0.10 | 32.22 | 32.83 | 25.86 |

As suggested by one of the reviewers, since CLASS is computationally slower than the other subdata selection methods in Tables

MSE and variable selection performance for different subdata methods with approximately equal CPU times, different

Method | Time (s) | MSE | Power | Error | |

For |
|||||

UNI | 90000 | 63.13 | 93.00642 | 0.9892 | 0.1957 |

IBOSS | 60000 | 54.53 | 53.00148 | 0.9932 | 0.2010 |

SIS(100)-IBOSS | 75000 | 53.73 | 49.58365 | 0.9936 | 0.2005 |

CLASS | 1000 | 50.13 | 0.084747 | 0.9998 | 0.0000 |

For |
|||||

UNI | 80000 | 55.58 | 110.0874 | 0.9906 | 0.1932 |

IBOSS | 50000 | 59.72 | 103.6516 | 0.9800 | 0.1970 |

SIS(100)-IBOSS | 70000 | 56.03 | 96.07541 | 0.9808 | 0.1963 |

CLASS | 1000 | 52.47 | 0.000104 | 1 | 0.0000 |

MSE and variable selection performance for different subdata methods with approximately equal CPU times, different

Method | Time (s) | MSE | Power | Error | |

For |
|||||

UNI | 90000 | 53.74 | 0.001053 | 1 | 0 |

IBOSS | 60000 | 51.60 | 0.000843 | 1 | 0 |

SIS(100)-IBOSS | 75000 | 46.89 | 0.000663 | 1 | 0 |

CLASS | 1000 | 43.56 | 0.044859 | 1 | 0 |

For |
|||||

UNI | 80000 | 48.97 | 0.000687 | 1 | 0.0000 |

IBOSS | 50000 | 69.27 | 0.001016 | 1 | 0.0000 |

SIS(100)-IBOSS | 70000 | 64.64 | 0.000679 | 1 | 0.0002 |

CLASS | 1000 | 44.90 | 0.045218 | 1 | 0.0000 |

MSPE over 100 random training-test splits on the Blog Feedback data.

Full | IBOSS | CLASS |

902.04 | 1043.65 | 1003.25 |

Similar to [

With a very large number of observations

In this work, under the assumption of effect sparsity, we propose a method, CLASS, that attempts to do just that.
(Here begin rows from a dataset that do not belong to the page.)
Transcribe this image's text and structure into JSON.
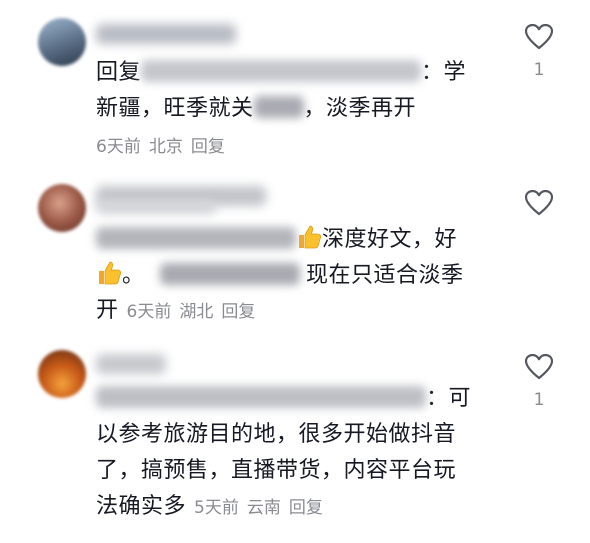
{
  "comments": [
    {
      "reply_prefix": "回复",
      "colon": "：",
      "text_line1_end": "学",
      "text_line2_a": "新疆，旺季就关",
      "text_line2_b": "，淡季再开",
      "days": "6天前",
      "location": "北京",
      "reply_label": "回复",
      "like_count": "1",
      "colors": {
        "avatar": "#5a6e86"
      }
    },
    {
      "text_line1": "深度好文，好",
      "text_line2_a": "。",
      "text_line2_b": "现在只适合淡季",
      "text_line3": "开",
      "days": "6天前",
      "location": "湖北",
      "reply_label": "回复",
      "like_count": "",
      "colors": {
        "avatar": "#8a4a3a"
      }
    },
    {
      "colon": "：",
      "text_line1_end": "可",
      "text_line2": "以参考旅游目的地，很多开始做抖音",
      "text_line3": "了，搞预售，直播带货，内容平台玩",
      "text_line4": "法确实多",
      "days": "5天前",
      "location": "云南",
      "reply_label": "回复",
      "like_count": "1",
      "colors": {
        "avatar": "#d36a1e"
      }
    }
  ],
  "icons": {
    "like": "heart-outline-icon",
    "emoji": "thumbs-up-emoji-icon"
  },
  "colors": {
    "text": "#161823",
    "meta": "#8a8b91",
    "blur": "#c9c9ce"
  }
}
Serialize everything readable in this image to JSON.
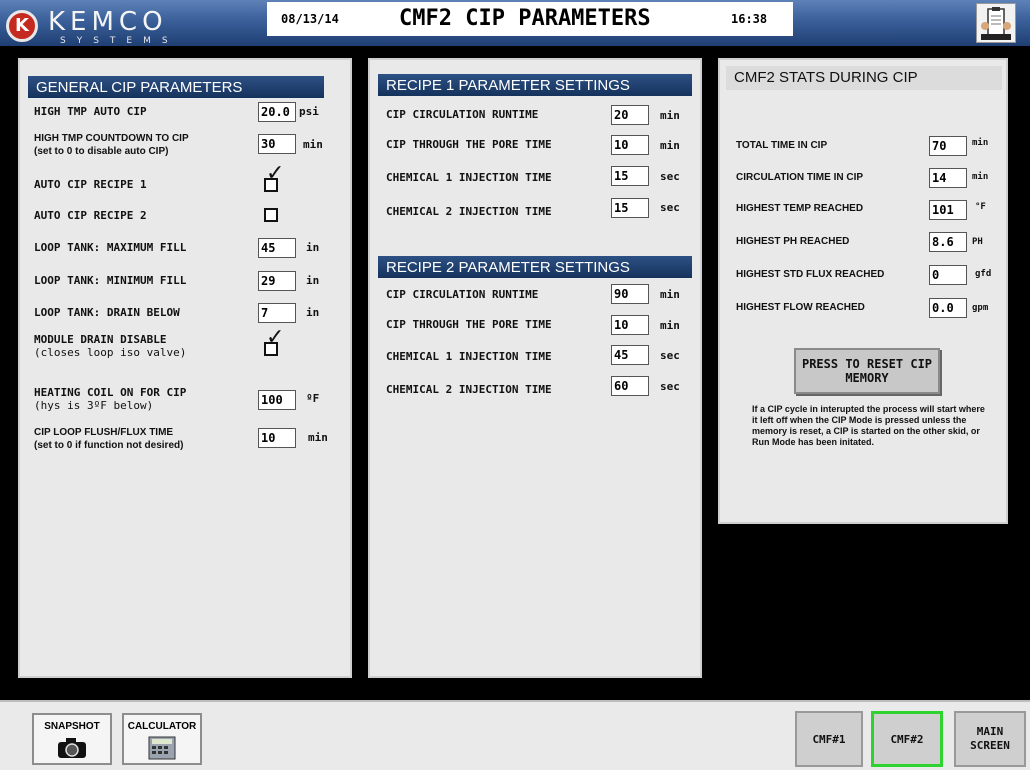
{
  "header": {
    "logo_main": "KEMCO",
    "logo_sub": "SYSTEMS",
    "logo_mark": "K",
    "date": "08/13/14",
    "title": "CMF2 CIP PARAMETERS",
    "time": "16:38"
  },
  "general": {
    "title": "GENERAL CIP PARAMETERS",
    "rows": [
      {
        "label": "HIGH TMP AUTO CIP",
        "value": "20.0",
        "unit": "psi"
      },
      {
        "label": "HIGH TMP COUNTDOWN TO CIP",
        "sublabel": "(set to 0 to disable auto CIP)",
        "value": "30",
        "unit": "min"
      },
      {
        "label": "AUTO CIP RECIPE 1",
        "checked": true
      },
      {
        "label": "AUTO CIP RECIPE 2",
        "checked": false
      },
      {
        "label": "LOOP TANK: MAXIMUM FILL",
        "value": "45",
        "unit": "in"
      },
      {
        "label": "LOOP TANK: MINIMUM FILL",
        "value": "29",
        "unit": "in"
      },
      {
        "label": "LOOP TANK: DRAIN BELOW",
        "value": "7",
        "unit": "in"
      },
      {
        "label": "MODULE DRAIN DISABLE",
        "sublabel": "(closes loop iso valve)",
        "checked": true
      },
      {
        "label": "HEATING COIL ON FOR CIP",
        "sublabel": "(hys is 3ºF below)",
        "value": "100",
        "unit": "ºF"
      },
      {
        "label": "CIP LOOP FLUSH/FLUX TIME",
        "sublabel": "(set to 0 if function not desired)",
        "value": "10",
        "unit": "min"
      }
    ]
  },
  "recipe1": {
    "title": "RECIPE 1 PARAMETER SETTINGS",
    "rows": [
      {
        "label": "CIP CIRCULATION RUNTIME",
        "value": "20",
        "unit": "min"
      },
      {
        "label": "CIP THROUGH THE PORE TIME",
        "value": "10",
        "unit": "min"
      },
      {
        "label": "CHEMICAL 1 INJECTION TIME",
        "value": "15",
        "unit": "sec"
      },
      {
        "label": "CHEMICAL 2 INJECTION TIME",
        "value": "15",
        "unit": "sec"
      }
    ]
  },
  "recipe2": {
    "title": "RECIPE 2 PARAMETER SETTINGS",
    "rows": [
      {
        "label": "CIP CIRCULATION RUNTIME",
        "value": "90",
        "unit": "min"
      },
      {
        "label": "CIP THROUGH THE PORE TIME",
        "value": "10",
        "unit": "min"
      },
      {
        "label": "CHEMICAL 1 INJECTION TIME",
        "value": "45",
        "unit": "sec"
      },
      {
        "label": "CHEMICAL 2 INJECTION TIME",
        "value": "60",
        "unit": "sec"
      }
    ]
  },
  "stats": {
    "title": "CMF2 STATS DURING CIP",
    "rows": [
      {
        "label": "TOTAL TIME IN CIP",
        "value": "70",
        "unit": "min"
      },
      {
        "label": "CIRCULATION TIME IN CIP",
        "value": "14",
        "unit": "min"
      },
      {
        "label": "HIGHEST TEMP REACHED",
        "value": "101",
        "unit": "°F"
      },
      {
        "label": "HIGHEST PH REACHED",
        "value": "8.6",
        "unit": "PH"
      },
      {
        "label": "HIGHEST STD FLUX REACHED",
        "value": "0",
        "unit": "gfd"
      },
      {
        "label": "HIGHEST FLOW REACHED",
        "value": "0.0",
        "unit": "gpm"
      }
    ],
    "reset_button": "PRESS TO RESET CIP MEMORY",
    "note": "If a CIP cycle in interupted the process will start where it left off when the CIP Mode is pressed unless the memory is reset, a CIP is started on the other skid, or Run Mode has been initated."
  },
  "footer": {
    "snapshot": "SNAPSHOT",
    "calculator": "CALCULATOR",
    "cmf1": "CMF#1",
    "cmf2": "CMF#2",
    "main_screen": "MAIN SCREEN"
  },
  "colors": {
    "header_blue": "#3a5f99",
    "panel_title_blue": "#1f3f6e",
    "active_nav_border": "#2fd32f",
    "logo_red": "#c52a21"
  }
}
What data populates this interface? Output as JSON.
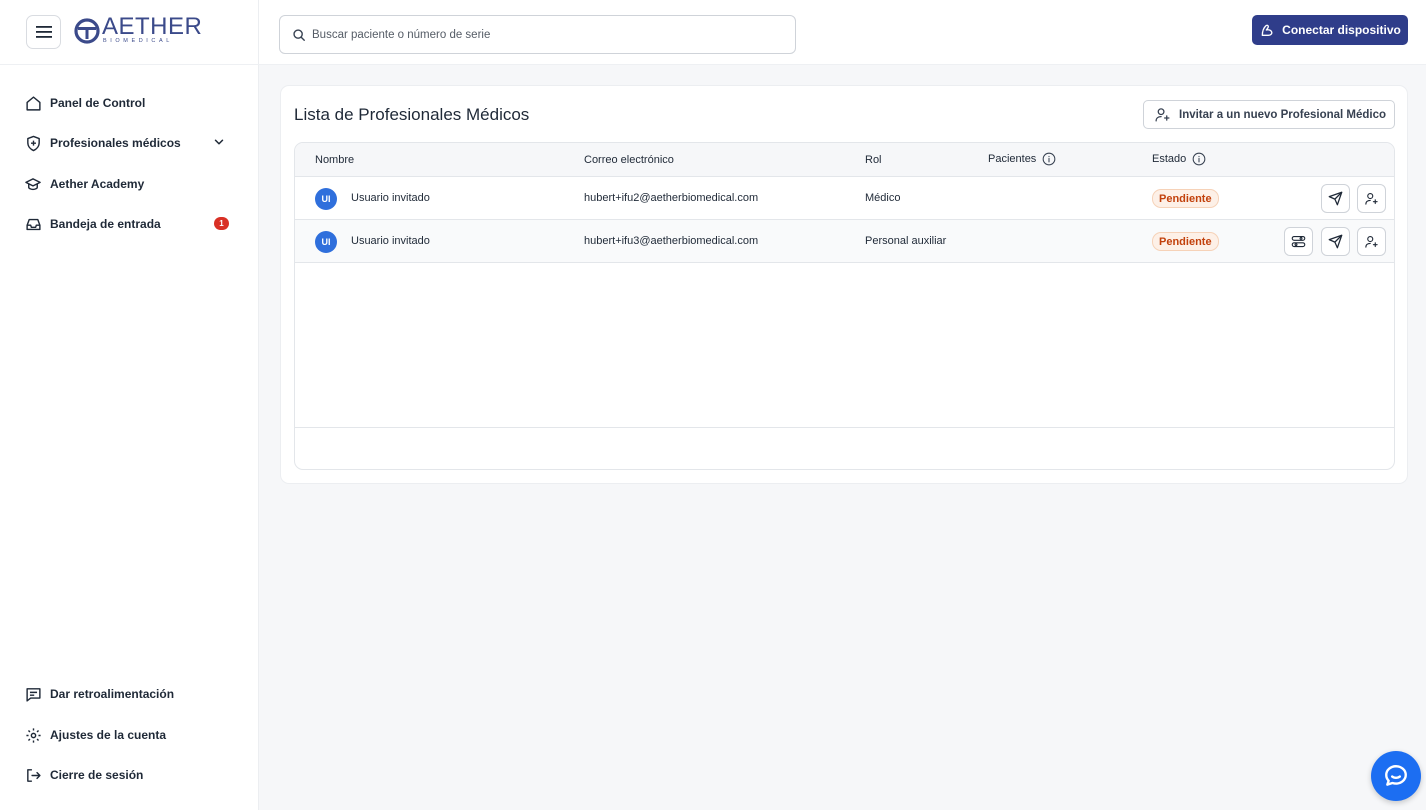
{
  "app": {
    "logo_text": "AETHER",
    "logo_subtext": "BIOMEDICAL",
    "accent_color": "#2f3d8a"
  },
  "sidebar": {
    "items": [
      {
        "label": "Panel de Control",
        "icon": "home-icon"
      },
      {
        "label": "Profesionales médicos",
        "icon": "shield-plus-icon",
        "expandable": true
      },
      {
        "label": "Aether Academy",
        "icon": "graduation-cap-icon"
      },
      {
        "label": "Bandeja de entrada",
        "icon": "inbox-icon",
        "badge": "1"
      }
    ],
    "bottom_items": [
      {
        "label": "Dar retroalimentación",
        "icon": "feedback-icon"
      },
      {
        "label": "Ajustes de la cuenta",
        "icon": "gear-icon"
      },
      {
        "label": "Cierre de sesión",
        "icon": "logout-icon"
      }
    ]
  },
  "header": {
    "search_placeholder": "Buscar paciente o número de serie",
    "connect_label": "Conectar dispositivo"
  },
  "main": {
    "title": "Lista de Profesionales Médicos",
    "invite_label": "Invitar a un nuevo Profesional Médico",
    "columns": [
      "Nombre",
      "Correo electrónico",
      "Rol",
      "Pacientes",
      "Estado"
    ],
    "rows": [
      {
        "initials": "UI",
        "name": "Usuario invitado",
        "email": "hubert+ifu2@aetherbiomedical.com",
        "role": "Médico",
        "patients": "",
        "status": "Pendiente"
      },
      {
        "initials": "UI",
        "name": "Usuario invitado",
        "email": "hubert+ifu3@aetherbiomedical.com",
        "role": "Personal auxiliar",
        "patients": "",
        "status": "Pendiente"
      }
    ]
  }
}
We first devise a variable selection method that uses small uniform random samples of the full data to conduct multiple LASSO runs. As demonstrated, our variable selection approach is better than applying Lasso to IBOSS subdata, SIS(

Due to the repeated applications of LASSO, CLASS takes a larger computing time than the competing subdata selection methods. However, if